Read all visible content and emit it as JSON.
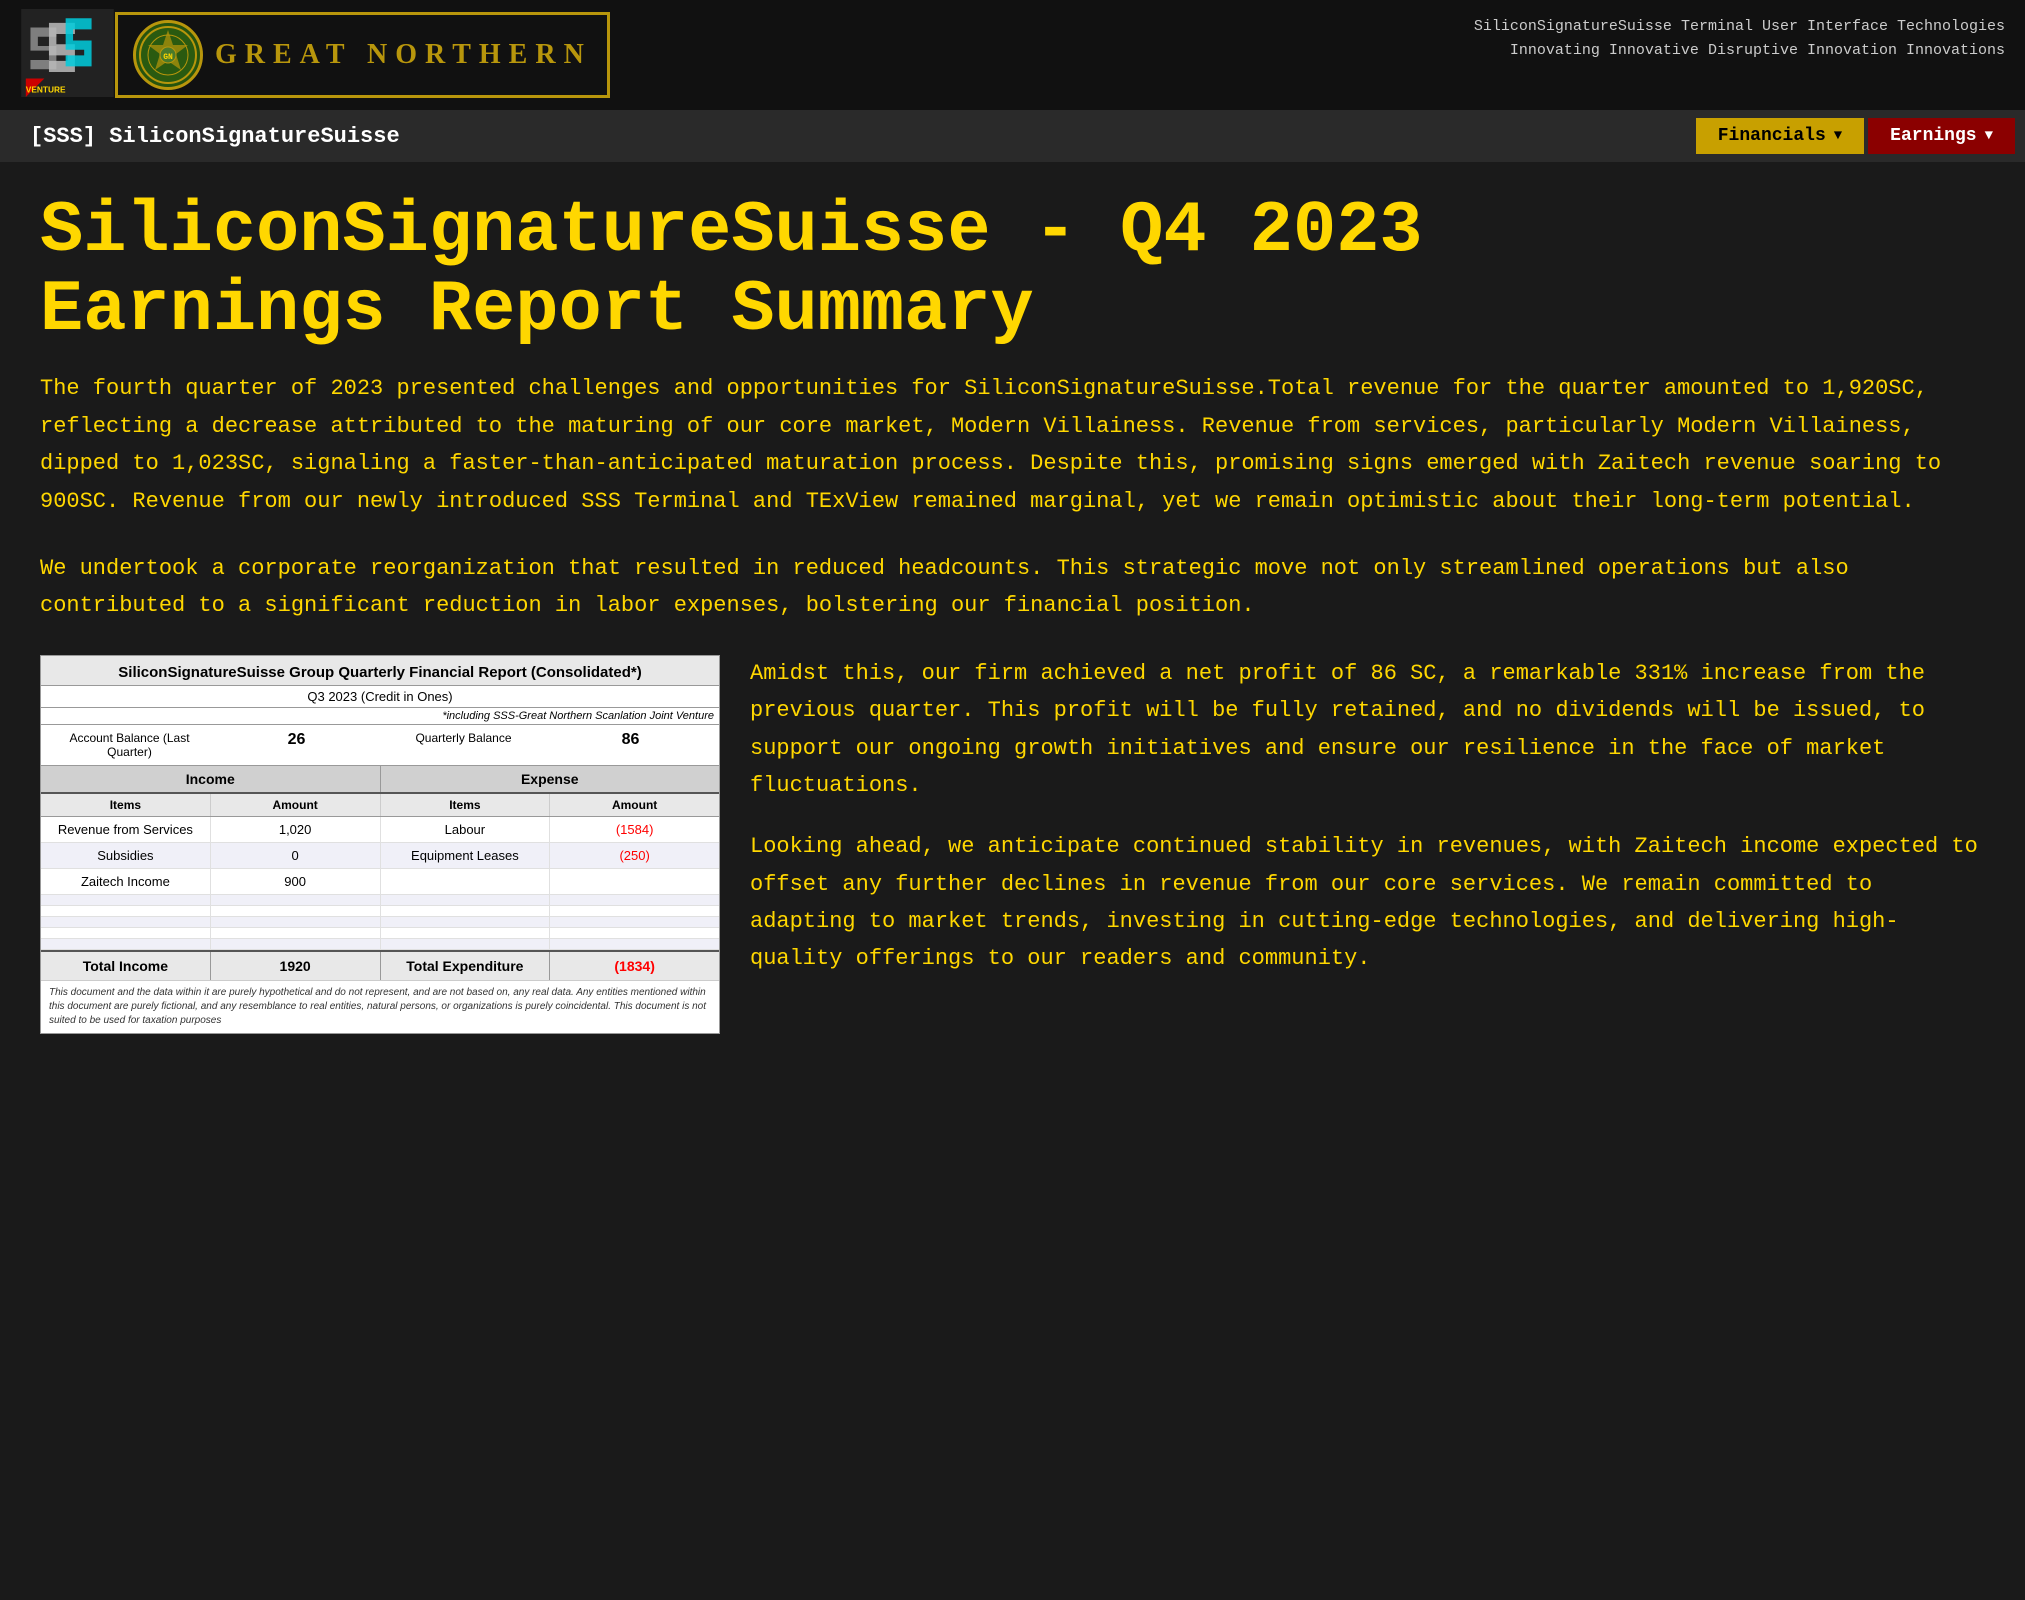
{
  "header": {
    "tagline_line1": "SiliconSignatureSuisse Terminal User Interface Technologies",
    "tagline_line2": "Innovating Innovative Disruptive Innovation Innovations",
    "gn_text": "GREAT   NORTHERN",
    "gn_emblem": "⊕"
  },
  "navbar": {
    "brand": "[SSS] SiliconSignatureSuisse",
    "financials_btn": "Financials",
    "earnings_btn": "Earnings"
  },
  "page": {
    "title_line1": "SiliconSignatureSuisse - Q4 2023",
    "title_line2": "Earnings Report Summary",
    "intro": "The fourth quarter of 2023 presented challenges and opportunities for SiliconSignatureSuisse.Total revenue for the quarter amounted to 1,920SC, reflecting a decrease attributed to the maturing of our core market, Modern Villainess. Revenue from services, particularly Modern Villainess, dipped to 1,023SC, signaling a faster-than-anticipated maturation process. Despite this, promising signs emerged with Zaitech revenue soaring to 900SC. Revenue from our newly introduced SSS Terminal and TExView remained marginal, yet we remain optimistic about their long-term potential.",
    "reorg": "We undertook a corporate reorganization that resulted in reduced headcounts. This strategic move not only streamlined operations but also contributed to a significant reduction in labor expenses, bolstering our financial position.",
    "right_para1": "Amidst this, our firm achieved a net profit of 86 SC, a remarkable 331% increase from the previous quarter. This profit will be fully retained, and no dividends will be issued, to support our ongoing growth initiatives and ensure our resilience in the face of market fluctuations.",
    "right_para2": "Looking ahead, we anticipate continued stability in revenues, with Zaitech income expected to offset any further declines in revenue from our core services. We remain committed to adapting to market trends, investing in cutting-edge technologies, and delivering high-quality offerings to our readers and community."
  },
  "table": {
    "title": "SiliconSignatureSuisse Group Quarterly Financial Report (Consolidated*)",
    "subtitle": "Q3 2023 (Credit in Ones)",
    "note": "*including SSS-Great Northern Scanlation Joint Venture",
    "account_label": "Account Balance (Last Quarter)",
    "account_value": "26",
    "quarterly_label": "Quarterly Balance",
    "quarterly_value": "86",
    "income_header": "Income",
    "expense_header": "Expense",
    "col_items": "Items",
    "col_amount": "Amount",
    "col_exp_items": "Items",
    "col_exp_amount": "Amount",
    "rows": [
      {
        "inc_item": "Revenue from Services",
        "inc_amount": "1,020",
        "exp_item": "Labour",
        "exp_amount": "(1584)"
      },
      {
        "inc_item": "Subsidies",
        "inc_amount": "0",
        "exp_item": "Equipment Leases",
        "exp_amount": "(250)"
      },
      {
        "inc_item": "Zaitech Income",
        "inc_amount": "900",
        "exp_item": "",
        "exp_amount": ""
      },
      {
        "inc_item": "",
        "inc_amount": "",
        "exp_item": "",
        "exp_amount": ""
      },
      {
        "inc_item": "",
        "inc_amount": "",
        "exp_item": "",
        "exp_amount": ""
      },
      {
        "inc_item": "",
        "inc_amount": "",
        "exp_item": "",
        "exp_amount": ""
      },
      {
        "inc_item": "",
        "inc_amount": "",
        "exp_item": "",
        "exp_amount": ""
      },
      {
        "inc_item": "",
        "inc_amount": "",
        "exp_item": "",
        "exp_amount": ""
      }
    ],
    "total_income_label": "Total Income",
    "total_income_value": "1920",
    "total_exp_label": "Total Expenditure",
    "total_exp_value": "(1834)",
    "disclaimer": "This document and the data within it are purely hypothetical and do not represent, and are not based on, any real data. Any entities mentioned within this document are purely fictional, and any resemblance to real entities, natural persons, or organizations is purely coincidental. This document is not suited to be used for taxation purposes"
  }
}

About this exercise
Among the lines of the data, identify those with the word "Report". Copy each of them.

Solution
    "title_line2": "Earnings Report Summary",
    "title": "SiliconSignatureSuisse Group Quarterly Financial Report (Consolidated*)",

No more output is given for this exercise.